*Exercise prompt*
Whenever a line in the records below holds the string "JSON", copy it out.

*Data for processing*

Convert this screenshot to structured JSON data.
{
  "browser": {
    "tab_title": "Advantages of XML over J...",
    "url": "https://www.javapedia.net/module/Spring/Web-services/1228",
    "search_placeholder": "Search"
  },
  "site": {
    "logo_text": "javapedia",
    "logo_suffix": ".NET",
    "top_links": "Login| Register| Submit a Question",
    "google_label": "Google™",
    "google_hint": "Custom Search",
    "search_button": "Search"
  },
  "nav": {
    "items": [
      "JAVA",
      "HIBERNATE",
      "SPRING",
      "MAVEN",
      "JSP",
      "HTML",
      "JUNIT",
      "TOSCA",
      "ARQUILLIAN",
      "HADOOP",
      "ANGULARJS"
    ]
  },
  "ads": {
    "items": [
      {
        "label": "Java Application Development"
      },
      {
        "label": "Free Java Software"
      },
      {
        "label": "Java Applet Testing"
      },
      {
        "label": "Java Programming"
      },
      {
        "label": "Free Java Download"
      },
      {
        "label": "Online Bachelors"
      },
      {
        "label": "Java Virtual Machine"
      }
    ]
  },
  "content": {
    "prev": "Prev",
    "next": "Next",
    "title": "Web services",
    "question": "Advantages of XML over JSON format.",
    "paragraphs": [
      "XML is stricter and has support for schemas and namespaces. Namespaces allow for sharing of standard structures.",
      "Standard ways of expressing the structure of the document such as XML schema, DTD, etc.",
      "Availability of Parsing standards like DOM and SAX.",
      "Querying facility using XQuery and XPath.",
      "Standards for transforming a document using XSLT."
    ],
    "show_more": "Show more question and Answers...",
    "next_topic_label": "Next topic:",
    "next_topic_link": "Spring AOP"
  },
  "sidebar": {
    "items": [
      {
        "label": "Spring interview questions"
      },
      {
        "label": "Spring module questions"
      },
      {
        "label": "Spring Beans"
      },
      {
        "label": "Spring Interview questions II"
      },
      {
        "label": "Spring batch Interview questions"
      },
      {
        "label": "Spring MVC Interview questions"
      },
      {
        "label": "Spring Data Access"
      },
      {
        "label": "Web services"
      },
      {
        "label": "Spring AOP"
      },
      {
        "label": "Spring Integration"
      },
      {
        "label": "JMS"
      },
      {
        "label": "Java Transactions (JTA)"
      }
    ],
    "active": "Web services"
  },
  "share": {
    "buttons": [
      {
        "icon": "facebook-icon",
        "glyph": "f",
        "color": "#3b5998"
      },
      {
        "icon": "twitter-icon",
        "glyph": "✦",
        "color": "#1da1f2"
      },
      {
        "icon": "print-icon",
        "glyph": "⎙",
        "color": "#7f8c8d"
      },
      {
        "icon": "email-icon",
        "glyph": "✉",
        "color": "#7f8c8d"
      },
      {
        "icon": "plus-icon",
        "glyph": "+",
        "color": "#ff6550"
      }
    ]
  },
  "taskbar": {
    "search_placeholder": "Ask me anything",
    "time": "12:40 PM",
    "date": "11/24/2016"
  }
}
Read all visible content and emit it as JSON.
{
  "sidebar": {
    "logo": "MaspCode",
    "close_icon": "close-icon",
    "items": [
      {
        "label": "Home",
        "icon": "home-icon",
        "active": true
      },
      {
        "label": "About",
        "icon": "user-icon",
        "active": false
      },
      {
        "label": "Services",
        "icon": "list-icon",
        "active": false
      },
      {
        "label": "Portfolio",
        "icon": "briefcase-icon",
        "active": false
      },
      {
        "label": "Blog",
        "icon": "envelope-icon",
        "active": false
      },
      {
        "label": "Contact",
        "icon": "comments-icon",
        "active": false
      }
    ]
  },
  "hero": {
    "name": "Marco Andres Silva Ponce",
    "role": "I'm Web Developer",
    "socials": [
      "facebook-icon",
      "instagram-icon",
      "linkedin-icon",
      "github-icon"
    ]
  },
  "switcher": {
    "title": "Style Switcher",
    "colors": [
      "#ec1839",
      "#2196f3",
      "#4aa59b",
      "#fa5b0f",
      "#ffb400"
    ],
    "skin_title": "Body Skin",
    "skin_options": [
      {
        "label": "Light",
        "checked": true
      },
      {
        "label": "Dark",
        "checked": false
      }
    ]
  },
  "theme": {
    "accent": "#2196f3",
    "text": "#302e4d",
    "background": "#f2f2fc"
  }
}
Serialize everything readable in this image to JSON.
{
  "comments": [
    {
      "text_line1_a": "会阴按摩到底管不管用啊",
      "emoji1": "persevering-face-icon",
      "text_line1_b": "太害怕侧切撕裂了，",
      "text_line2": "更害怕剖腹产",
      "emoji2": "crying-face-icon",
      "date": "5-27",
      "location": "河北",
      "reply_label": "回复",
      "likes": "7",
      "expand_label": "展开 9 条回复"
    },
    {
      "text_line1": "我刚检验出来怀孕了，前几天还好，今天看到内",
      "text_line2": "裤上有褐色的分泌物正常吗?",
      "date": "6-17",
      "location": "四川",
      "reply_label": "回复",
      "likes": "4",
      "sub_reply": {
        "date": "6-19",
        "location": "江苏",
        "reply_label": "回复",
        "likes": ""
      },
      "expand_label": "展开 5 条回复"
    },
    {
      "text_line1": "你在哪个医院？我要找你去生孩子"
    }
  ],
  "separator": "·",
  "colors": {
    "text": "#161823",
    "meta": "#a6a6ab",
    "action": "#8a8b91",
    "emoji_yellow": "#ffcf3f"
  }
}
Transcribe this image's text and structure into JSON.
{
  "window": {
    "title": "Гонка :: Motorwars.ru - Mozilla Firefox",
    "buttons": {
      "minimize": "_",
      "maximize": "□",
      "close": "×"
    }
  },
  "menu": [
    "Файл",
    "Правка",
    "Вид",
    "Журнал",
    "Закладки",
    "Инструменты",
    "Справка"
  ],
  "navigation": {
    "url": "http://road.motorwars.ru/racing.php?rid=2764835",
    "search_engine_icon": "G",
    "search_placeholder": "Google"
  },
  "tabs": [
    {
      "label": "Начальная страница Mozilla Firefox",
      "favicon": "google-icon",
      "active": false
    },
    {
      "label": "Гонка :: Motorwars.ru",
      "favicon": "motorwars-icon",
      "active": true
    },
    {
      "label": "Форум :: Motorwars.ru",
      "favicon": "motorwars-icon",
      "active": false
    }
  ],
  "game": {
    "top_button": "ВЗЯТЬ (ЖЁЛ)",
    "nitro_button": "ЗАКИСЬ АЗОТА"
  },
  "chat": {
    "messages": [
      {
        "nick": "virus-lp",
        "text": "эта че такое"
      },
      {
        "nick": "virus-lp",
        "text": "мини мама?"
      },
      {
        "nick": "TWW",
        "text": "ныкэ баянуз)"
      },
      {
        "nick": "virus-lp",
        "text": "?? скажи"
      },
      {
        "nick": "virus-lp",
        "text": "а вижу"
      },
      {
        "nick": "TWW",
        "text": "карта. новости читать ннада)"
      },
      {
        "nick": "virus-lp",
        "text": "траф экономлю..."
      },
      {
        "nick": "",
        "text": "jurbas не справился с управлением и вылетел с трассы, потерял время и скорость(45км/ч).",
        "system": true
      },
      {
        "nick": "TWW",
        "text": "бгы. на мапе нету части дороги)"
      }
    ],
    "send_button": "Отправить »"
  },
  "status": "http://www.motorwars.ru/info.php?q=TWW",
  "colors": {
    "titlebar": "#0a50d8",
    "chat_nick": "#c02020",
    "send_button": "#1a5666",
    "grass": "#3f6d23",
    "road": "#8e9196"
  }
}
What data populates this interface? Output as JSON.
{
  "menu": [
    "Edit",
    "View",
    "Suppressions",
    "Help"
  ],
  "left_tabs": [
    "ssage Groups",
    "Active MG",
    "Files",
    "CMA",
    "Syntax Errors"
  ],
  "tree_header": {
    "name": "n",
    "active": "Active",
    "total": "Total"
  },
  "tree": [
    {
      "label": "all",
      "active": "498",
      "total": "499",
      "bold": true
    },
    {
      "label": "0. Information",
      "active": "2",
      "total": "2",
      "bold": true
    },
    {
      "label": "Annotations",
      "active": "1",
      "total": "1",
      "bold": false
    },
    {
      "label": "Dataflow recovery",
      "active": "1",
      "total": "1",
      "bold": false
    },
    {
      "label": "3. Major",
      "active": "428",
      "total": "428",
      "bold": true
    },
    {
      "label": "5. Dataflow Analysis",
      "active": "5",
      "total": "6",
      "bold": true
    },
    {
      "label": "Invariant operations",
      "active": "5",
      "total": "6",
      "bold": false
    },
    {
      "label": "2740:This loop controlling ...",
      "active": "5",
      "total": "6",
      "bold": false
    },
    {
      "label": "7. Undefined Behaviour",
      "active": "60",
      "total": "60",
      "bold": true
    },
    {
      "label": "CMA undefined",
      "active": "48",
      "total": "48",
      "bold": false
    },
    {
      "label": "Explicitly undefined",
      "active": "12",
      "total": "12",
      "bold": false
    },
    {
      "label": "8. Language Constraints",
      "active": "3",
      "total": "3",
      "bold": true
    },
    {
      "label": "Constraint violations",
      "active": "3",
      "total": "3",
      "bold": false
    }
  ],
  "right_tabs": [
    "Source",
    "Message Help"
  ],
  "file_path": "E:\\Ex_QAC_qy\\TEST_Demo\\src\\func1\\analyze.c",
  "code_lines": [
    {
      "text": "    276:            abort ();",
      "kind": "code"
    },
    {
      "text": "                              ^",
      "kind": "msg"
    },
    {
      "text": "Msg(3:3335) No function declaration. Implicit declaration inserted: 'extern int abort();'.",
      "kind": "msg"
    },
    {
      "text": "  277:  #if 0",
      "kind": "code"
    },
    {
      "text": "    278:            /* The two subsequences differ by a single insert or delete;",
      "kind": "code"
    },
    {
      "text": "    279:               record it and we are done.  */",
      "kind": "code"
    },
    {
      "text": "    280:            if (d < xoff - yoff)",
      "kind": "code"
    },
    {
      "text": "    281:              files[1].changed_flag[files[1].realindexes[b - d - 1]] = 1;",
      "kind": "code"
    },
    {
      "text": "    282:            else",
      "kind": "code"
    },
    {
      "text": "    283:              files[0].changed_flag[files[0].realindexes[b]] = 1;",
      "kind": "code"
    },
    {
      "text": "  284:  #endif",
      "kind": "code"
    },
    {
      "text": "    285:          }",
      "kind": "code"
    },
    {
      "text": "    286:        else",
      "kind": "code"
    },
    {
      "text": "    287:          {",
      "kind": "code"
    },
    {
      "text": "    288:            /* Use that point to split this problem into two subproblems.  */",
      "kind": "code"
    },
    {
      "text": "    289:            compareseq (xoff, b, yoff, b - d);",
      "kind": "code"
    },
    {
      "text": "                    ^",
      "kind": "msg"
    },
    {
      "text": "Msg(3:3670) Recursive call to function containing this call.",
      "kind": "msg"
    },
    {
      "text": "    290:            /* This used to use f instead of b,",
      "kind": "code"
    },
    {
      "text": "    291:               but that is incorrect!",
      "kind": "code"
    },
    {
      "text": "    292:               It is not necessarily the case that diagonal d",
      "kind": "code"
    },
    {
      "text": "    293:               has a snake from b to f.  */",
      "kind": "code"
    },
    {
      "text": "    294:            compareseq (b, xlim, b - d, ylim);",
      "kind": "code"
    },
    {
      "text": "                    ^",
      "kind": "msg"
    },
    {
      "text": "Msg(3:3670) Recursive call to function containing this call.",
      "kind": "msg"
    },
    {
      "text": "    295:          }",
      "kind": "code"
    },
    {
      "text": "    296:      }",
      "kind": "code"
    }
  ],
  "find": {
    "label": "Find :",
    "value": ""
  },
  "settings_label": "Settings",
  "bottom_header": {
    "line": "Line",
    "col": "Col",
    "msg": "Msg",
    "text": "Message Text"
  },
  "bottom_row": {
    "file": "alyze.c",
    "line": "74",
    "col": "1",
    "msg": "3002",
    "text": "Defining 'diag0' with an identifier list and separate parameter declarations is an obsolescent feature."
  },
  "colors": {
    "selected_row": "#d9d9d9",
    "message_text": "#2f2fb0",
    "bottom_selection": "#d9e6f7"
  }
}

*Solution*
Convert this screenshot to structured JSON data.
    "question": "Advantages of XML over JSON format.",
Read all visible content and emit it as JSON.
Serialize everything readable in this image to JSON.
Transcribe this image's text and structure into JSON.
What data populates this interface? Output as JSON.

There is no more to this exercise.